You have to see the film for yourself, and I was equal parts hating and loving it in all its frustrating layers. What I can tell you is this: you won’t believe what’s going on, and you probably shouldn’t believe everything you see. It’s a meth-fueled journey into madness. As I said before, I really hated it. I also really loved it. I’m still not sure how I came out the other end feeling, and I recommend you see it for yourself.


3.5/5 (tentatively)

-Kyle A. Goethe

[Happy 20th Birthday!] Trapped in Paradise (1994)


Director: George Gallo

Cast: Nicolas Cage, Jon Lovitz, Dana Carvey

Screenplay: George Gallo

111 mins. Rated PG-13 for some rude language.


Christmas is just around the corner, so I thought it fitting to jump into the Christmas spirit by talking about a classic (at least on Comedy Central) that came to screens twenty years ago today. I’m talking about a little black comedy called Trapped in Paradise. It stars Nicolas Cage (Leaving Las Vegas, Left Behind) as Bill Firpo, the rightest of the three Firpo brothers, and the only one who can mostly ignore his temptations to commit crimes. His brothers Dave (Jon Lovitz, Happiness, Grown Ups 2) and Alvin (Dana Carvey, Wayne’s World, Jack and Jill) cannot ignore theirs, and are being released from prison due to overcrowding. Bill is begged by his paroled brethren to head to Paradise, Pennsylvania to visit the daughter of an incarcerated friend and ask her to visit her dying father. Bill eventually goes along, and for reason, he is most easily convinced to commit a bank robbery. The bank robbery goes somewhat awry, and the boys are now stuck in the town to a sweltering blizzard hitting town. They must survive being trapped in Paradise. See what I did there?


Nicolas Cage is just terrible here. He yells and screams and Cages everything in sight. His is one of the most unlikable performances in his career. He thankfully gets outshined by Lovitz and Carvey who provide a few laughs and have good chemistry, but altogether become more of a chorus than active members of the family. They provide a hokey commentary on the events going on without really bearing much weight on the story.

And what’s the deal with this bank robbery? Cage’s character Bill spends most of the film trying to keep his brothers from committing petty theft before being easily swayed into robbing a bank? C’MON! Totally unbelievable and uninspired. Prove it to me, unheard of director George Gallo! Prove it!

I enjoyed some of the tertiary characters in this film. They play as caricatures of picturesque small-town people. If the film were set a bit more to the west, I could call it Minnesota Nice to the extreme.

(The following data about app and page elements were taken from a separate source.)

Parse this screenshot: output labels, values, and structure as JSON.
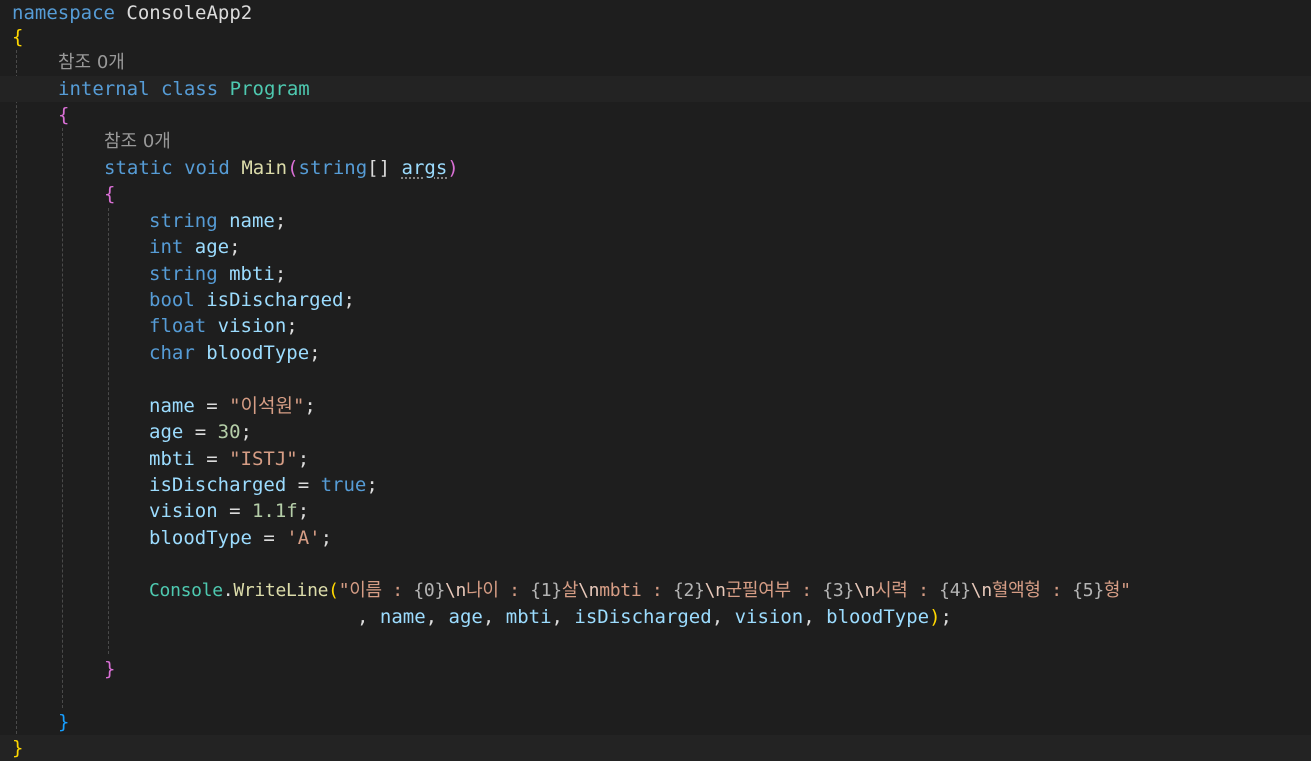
{
  "colors": {
    "background": "#1e1e1e",
    "keyword": "#569cd6",
    "type_name": "#4ec9b0",
    "method": "#dcdcaa",
    "identifier": "#9cdcfe",
    "string": "#d69d85",
    "number": "#b5cea8",
    "brace_level1": "#ffd700",
    "brace_level2": "#da70d6",
    "brace_level3": "#179fff",
    "codelens": "#999999"
  },
  "code": {
    "kw_namespace": "namespace",
    "ns_name": "ConsoleApp2",
    "brace_open": "{",
    "brace_close": "}",
    "codelens_refs": "참조 0개",
    "kw_internal": "internal",
    "kw_class": "class",
    "class_name": "Program",
    "kw_static": "static",
    "kw_void": "void",
    "method_main": "Main",
    "paren_open": "(",
    "paren_close": ")",
    "kw_string": "string",
    "array_brackets": "[]",
    "param_args": "args",
    "kw_int": "int",
    "kw_bool": "bool",
    "kw_float": "float",
    "kw_char": "char",
    "kw_true": "true",
    "var_name": "name",
    "var_age": "age",
    "var_mbti": "mbti",
    "var_isDischarged": "isDischarged",
    "var_vision": "vision",
    "var_bloodType": "bloodType",
    "semicolon": ";",
    "assign": " = ",
    "comma": ", ",
    "lit_name": "\"이석원\"",
    "lit_age": "30",
    "lit_mbti": "\"ISTJ\"",
    "lit_vision": "1.1f",
    "lit_blood": "'A'",
    "console_class": "Console",
    "dot": ".",
    "method_writeline": "WriteLine",
    "fmt_quote": "\"",
    "fmt_label_name": "이름 : ",
    "fmt_ph0": "{0}",
    "fmt_esc": "\\n",
    "fmt_label_age": "나이 : ",
    "fmt_ph1": "{1}",
    "fmt_label_mbti": "살",
    "fmt_mbti": "mbti : ",
    "fmt_ph2": "{2}",
    "fmt_label_discharged": "군필여부 : ",
    "fmt_ph3": "{3}",
    "fmt_label_vision": "시력 : ",
    "fmt_ph4": "{4}",
    "fmt_label_blood": "혈액형 : ",
    "fmt_ph5": "{5}",
    "fmt_tail": "형\"",
    "cont_prefix": ", "
  }
}
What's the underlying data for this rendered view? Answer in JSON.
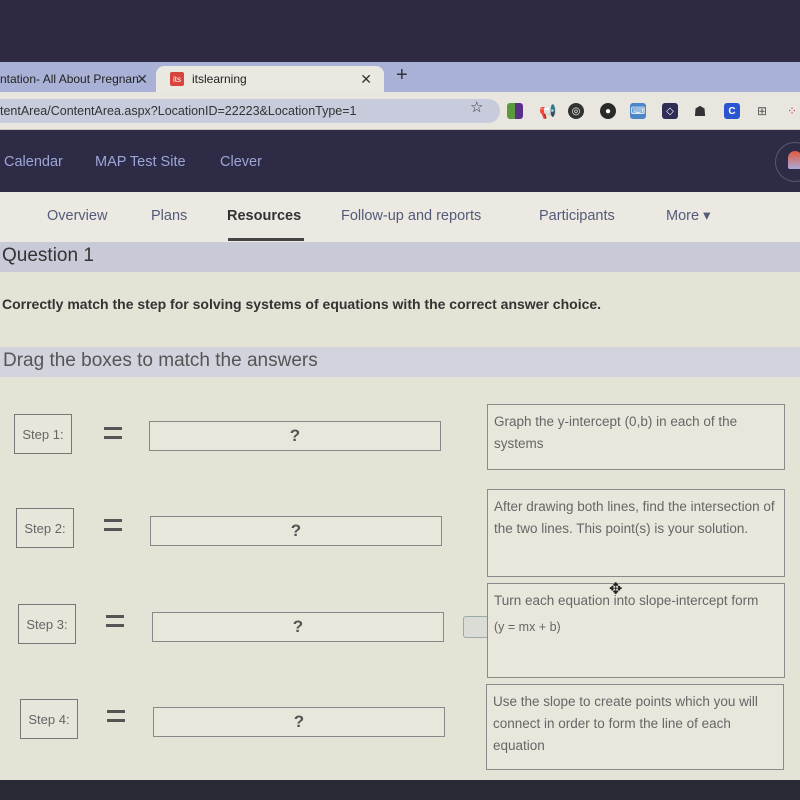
{
  "browser": {
    "tabs": [
      {
        "label": "ntation- All About Pregnan",
        "active": false
      },
      {
        "label": "itslearning",
        "favicon": "its",
        "active": true
      }
    ],
    "new_tab": "+",
    "url": "tentArea/ContentArea.aspx?LocationID=22223&LocationType=1",
    "extensions": [
      "color-bars-ext",
      "megaphone-ext",
      "target-ext",
      "pin-ext",
      "keyboard-ext",
      "square-ext",
      "bag-ext",
      "c-ext",
      "grid-ext",
      "dots-ext"
    ]
  },
  "site_nav": {
    "links": [
      "Calendar",
      "MAP Test Site",
      "Clever"
    ]
  },
  "course_nav": {
    "items": [
      "Overview",
      "Plans",
      "Resources",
      "Follow-up and reports",
      "Participants",
      "More ▾"
    ],
    "active": "Resources"
  },
  "question": {
    "title": "Question 1",
    "instruction": "Correctly match the step for solving systems of equations with the correct answer choice.",
    "drag_header": "Drag the boxes to match the answers",
    "steps": [
      {
        "label": "Step 1:",
        "placeholder": "?"
      },
      {
        "label": "Step 2:",
        "placeholder": "?"
      },
      {
        "label": "Step 3:",
        "placeholder": "?"
      },
      {
        "label": "Step 4:",
        "placeholder": "?"
      }
    ],
    "answers": [
      {
        "text": "Graph the y-intercept  (0,b) in each of the systems"
      },
      {
        "text": "After drawing both lines, find the intersection of the two lines. This point(s) is your solution."
      },
      {
        "text": "Turn each equation into slope-intercept form",
        "subtext": "(y = mx + b)"
      },
      {
        "text": "Use the slope to create points which you will connect in order to form the line of each equation"
      }
    ]
  }
}
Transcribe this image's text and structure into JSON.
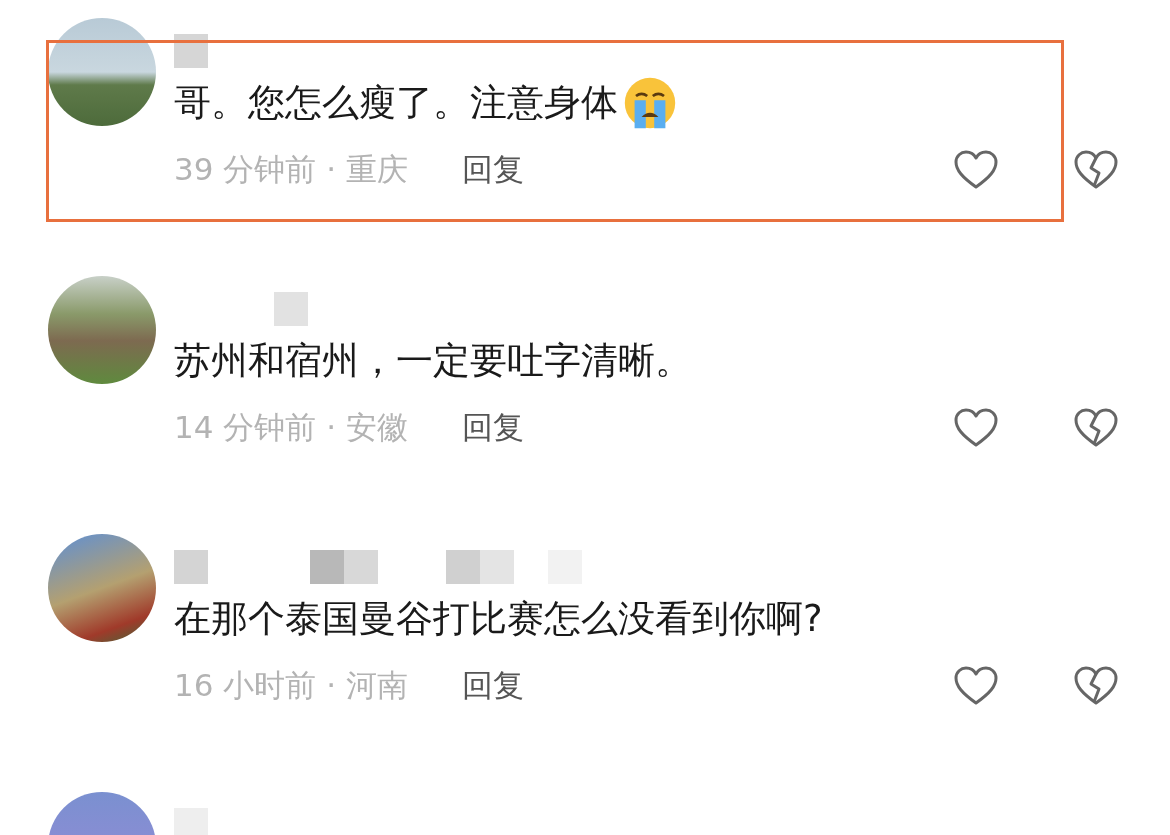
{
  "comments": [
    {
      "kind": "full",
      "highlighted": true,
      "text": "哥。您怎么瘦了。注意身体",
      "emoji": true,
      "time": "39 分钟前 · 重庆",
      "reply": "回复"
    },
    {
      "kind": "full",
      "highlighted": false,
      "text": "苏州和宿州，一定要吐字清晰。",
      "emoji": false,
      "time": "14 分钟前 · 安徽",
      "reply": "回复"
    },
    {
      "kind": "full",
      "highlighted": false,
      "text": "在那个泰国曼谷打比赛怎么没看到你啊?",
      "emoji": false,
      "time": "16 小时前 · 河南",
      "reply": "回复"
    },
    {
      "kind": "partial",
      "highlighted": false
    }
  ]
}
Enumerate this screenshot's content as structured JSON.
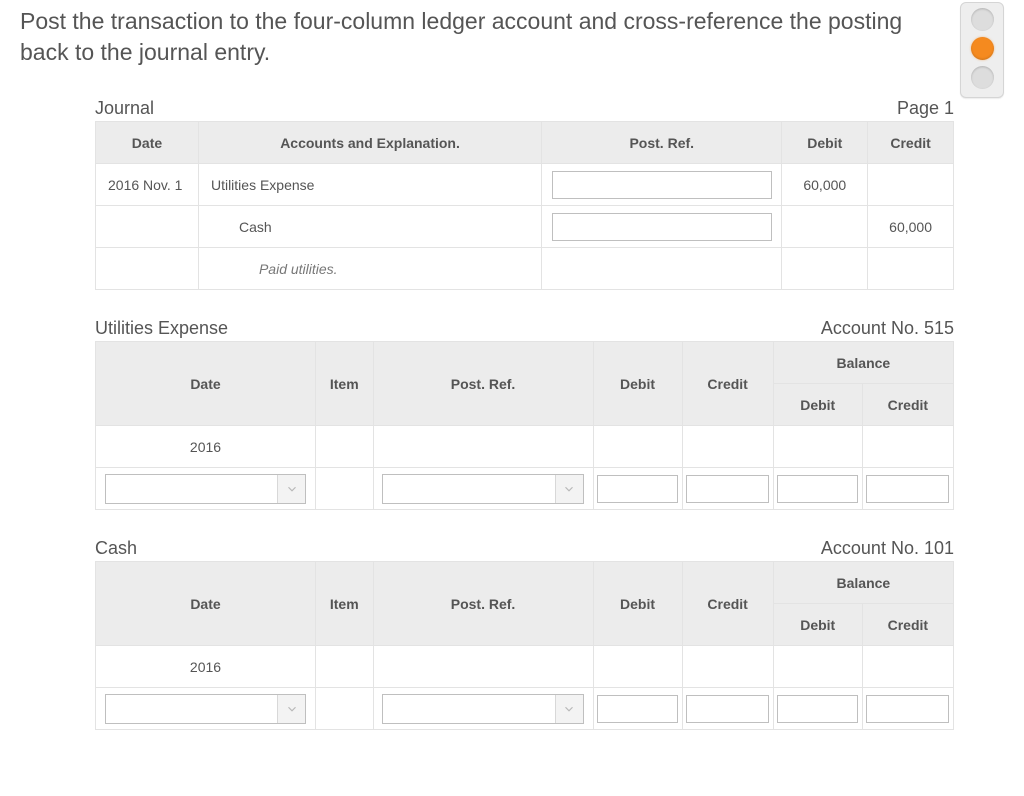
{
  "instruction": "Post the transaction to the four-column ledger account and cross-reference the posting back to the journal entry.",
  "traffic": {
    "active": "orange"
  },
  "journal": {
    "title": "Journal",
    "page_label": "Page 1",
    "headers": {
      "date": "Date",
      "accounts": "Accounts and Explanation.",
      "post_ref": "Post. Ref.",
      "debit": "Debit",
      "credit": "Credit"
    },
    "rows": [
      {
        "date": "2016 Nov. 1",
        "account": "Utilities Expense",
        "post_ref": "",
        "debit": "60,000",
        "credit": ""
      },
      {
        "date": "",
        "account": "Cash",
        "post_ref": "",
        "debit": "",
        "credit": "60,000"
      },
      {
        "date": "",
        "account": "Paid utilities.",
        "post_ref": "",
        "debit": "",
        "credit": ""
      }
    ]
  },
  "ledgers": [
    {
      "title": "Utilities Expense",
      "account_no_label": "Account No. 515",
      "headers": {
        "date": "Date",
        "item": "Item",
        "post_ref": "Post. Ref.",
        "debit": "Debit",
        "credit": "Credit",
        "balance": "Balance",
        "bal_debit": "Debit",
        "bal_credit": "Credit"
      },
      "year_row": "2016",
      "input_row": {
        "date": "",
        "item": "",
        "post_ref": "",
        "debit": "",
        "credit": "",
        "bal_debit": "",
        "bal_credit": ""
      }
    },
    {
      "title": "Cash",
      "account_no_label": "Account No. 101",
      "headers": {
        "date": "Date",
        "item": "Item",
        "post_ref": "Post. Ref.",
        "debit": "Debit",
        "credit": "Credit",
        "balance": "Balance",
        "bal_debit": "Debit",
        "bal_credit": "Credit"
      },
      "year_row": "2016",
      "input_row": {
        "date": "",
        "item": "",
        "post_ref": "",
        "debit": "",
        "credit": "",
        "bal_debit": "",
        "bal_credit": ""
      }
    }
  ]
}
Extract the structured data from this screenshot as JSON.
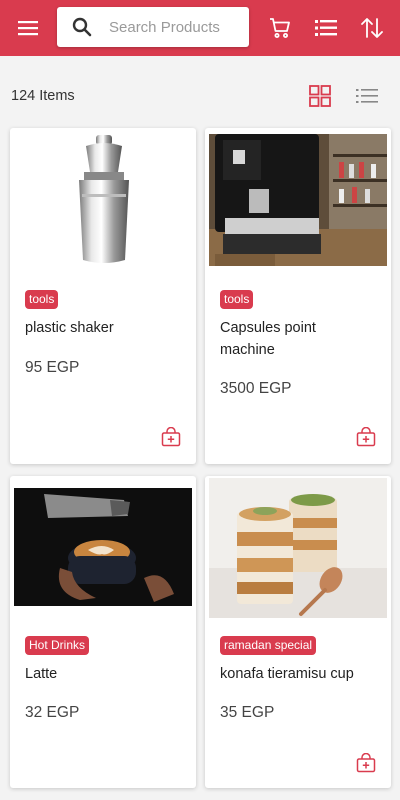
{
  "search": {
    "placeholder": "Search Products"
  },
  "header": {
    "menu_icon": "hamburger-menu-icon",
    "cart_icon": "shopping-cart-icon",
    "list_icon": "list-icon",
    "sort_icon": "sort-icon"
  },
  "listing": {
    "count": "124 Items",
    "grid_view_icon": "grid-view-icon",
    "list_view_icon": "list-view-icon"
  },
  "products": [
    {
      "tag": "tools",
      "name": "plastic shaker",
      "price": "95 EGP"
    },
    {
      "tag": "tools",
      "name": "Capsules point machine",
      "price": "3500 EGP"
    },
    {
      "tag": "Hot Drinks",
      "name": "Latte",
      "price": "32 EGP"
    },
    {
      "tag": "ramadan special",
      "name": "konafa tieramisu cup",
      "price": "35 EGP"
    }
  ],
  "colors": {
    "primary": "#d93b4e",
    "background": "#f3f3f3",
    "card": "#ffffff"
  }
}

Director Gallo (Middle Men, Double Take) sleeps through this film. I didn’t find myself swept up in any of the events of the film. His screenplay offers far too few laughs and far too much fluff (and this isn’t good fluff, it is crap covered fluff). Even the cast in the film looks like it isn’t having any fun in this “funny Christmas” film. They referred to it as “Trapped in Bullshit” for the entirety of the strained shoot, and it shows here.


Part of me is drawn to Trapped in Paradise once every couple years, and when I finish it, I’m still not sure why. The film is dark and unfunny, it isn’t beautifully shot or acted, and it isn’t a plot that I can connect to in the slightest. This film exists somewhere above the Hallmark film releases but dreadfully below most anything else.



-Kyle A. Goethe

Blog at

Up ↑